Kelp forest dynamics: links to climate and long term trends

Kelp forests are foundation species in the Salish Sea, and their dynamics are key to the fate of many other species. Research in other regions has shown that kelp abundance is driven in part by climate and can be impacted by human activities (for example, pollution and altered competition among species). While downward trends in kelp abundance have been of concern globally, trends are often locally distinct. We combined long term monitoring datasets and historical records to explore whether bull kelp (Nereocystis luetkeana) and giant kelp (Macrocystis pyrifera) dynamics in the Salish Sea region: 1) correlate with climate conditions, and 2) show temporal trends in abundance over a century scale. Along the Strait of Juan de Fuca and outer coast of Washington State, we compared our 26 year monitoring record to environmental data. Results show greater kelp abundance during cooler, nutrient-rich conditions (positive correlation with NPGO and negative correlation to the Pacific Decadal Oscillation and Oceanic Niño Index). We explored long term trends in two regions. Along the Strait of Juan de Fuca, we found that modern kelp abundance is similar to abundance in 1911-1912, with the exception of the easternmost beds.

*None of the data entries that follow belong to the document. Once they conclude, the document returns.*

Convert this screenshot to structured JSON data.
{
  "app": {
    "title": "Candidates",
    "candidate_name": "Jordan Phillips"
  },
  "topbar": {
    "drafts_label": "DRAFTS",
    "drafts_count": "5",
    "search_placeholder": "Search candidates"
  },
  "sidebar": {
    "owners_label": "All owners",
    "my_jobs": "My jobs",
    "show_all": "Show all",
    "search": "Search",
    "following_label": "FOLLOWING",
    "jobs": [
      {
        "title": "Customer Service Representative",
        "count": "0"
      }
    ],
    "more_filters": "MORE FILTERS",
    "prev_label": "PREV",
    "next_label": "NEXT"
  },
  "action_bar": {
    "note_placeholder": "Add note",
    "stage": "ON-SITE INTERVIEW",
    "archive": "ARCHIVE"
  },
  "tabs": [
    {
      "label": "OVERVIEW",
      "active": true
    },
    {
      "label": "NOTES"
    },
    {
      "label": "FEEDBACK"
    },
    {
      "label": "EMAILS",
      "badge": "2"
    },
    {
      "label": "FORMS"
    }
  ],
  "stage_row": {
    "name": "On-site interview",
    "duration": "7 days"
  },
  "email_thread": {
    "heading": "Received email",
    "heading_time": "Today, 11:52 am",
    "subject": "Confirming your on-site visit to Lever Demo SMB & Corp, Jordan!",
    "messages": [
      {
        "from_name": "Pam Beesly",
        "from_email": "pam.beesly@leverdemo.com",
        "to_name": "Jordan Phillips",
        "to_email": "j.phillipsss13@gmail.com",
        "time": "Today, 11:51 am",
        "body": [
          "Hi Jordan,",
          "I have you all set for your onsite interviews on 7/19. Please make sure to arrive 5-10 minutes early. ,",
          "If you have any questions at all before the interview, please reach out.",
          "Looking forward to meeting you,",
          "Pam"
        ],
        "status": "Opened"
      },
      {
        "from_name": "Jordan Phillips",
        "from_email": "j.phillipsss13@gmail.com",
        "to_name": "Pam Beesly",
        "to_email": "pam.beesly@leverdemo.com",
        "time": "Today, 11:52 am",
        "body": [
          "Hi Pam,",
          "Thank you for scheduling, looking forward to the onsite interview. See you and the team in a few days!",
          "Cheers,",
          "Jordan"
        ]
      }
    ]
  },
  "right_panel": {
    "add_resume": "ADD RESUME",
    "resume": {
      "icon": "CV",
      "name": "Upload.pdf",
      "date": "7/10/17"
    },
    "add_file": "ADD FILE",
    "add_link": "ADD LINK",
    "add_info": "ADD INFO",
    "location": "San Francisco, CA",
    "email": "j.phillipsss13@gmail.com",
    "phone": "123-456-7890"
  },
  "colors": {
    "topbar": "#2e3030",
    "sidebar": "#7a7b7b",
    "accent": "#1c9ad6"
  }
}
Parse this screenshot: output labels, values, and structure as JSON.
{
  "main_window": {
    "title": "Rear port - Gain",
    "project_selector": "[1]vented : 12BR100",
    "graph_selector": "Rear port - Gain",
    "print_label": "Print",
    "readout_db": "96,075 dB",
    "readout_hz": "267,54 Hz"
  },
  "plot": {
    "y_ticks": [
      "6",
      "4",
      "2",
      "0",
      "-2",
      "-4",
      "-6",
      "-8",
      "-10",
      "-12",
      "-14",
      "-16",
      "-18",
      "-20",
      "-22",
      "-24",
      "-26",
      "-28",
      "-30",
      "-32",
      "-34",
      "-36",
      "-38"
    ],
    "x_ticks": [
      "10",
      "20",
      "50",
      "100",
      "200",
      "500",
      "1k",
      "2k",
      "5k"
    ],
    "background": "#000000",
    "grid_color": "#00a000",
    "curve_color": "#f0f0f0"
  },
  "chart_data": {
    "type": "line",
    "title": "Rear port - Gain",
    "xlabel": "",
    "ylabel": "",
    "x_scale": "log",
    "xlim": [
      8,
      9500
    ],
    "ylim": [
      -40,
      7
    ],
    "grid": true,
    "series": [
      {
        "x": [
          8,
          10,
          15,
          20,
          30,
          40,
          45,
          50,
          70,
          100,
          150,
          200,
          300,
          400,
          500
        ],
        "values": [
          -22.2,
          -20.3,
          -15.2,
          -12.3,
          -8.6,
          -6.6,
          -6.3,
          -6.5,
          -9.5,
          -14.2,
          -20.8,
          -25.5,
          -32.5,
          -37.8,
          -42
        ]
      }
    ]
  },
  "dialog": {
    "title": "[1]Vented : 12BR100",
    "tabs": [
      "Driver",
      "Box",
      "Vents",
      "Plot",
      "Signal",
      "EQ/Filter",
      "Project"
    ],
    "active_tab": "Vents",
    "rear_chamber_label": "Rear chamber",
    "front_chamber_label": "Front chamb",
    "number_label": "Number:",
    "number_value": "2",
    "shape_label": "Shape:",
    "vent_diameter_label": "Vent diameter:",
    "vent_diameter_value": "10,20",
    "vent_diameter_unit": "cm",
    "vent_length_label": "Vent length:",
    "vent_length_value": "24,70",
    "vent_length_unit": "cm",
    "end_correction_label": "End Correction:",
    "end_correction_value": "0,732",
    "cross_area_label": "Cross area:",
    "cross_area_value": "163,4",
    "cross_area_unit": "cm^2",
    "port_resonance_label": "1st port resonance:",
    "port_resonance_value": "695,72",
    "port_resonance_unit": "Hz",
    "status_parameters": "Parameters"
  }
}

In South Puget Sound, we synthesized known surveys and found that the length of shoreline with floating kelp has decreased markedly along all shorelines where it occurred historically except the Tacoma Narrows. These findings suggest distinct trajectories may be occurring within the Salish Sea, with stable populations near to oceanic influence and losses in the extreme reaches (proximate to urban centers). Future research is needed to understand trends in kelp forest canopy abundance throughout the Salish Sea and to link observed changes to large-scale environmental drivers versus local anthropogenic stressors. Better understanding of anthropogenic stressors on kelp will be important to guide management actions.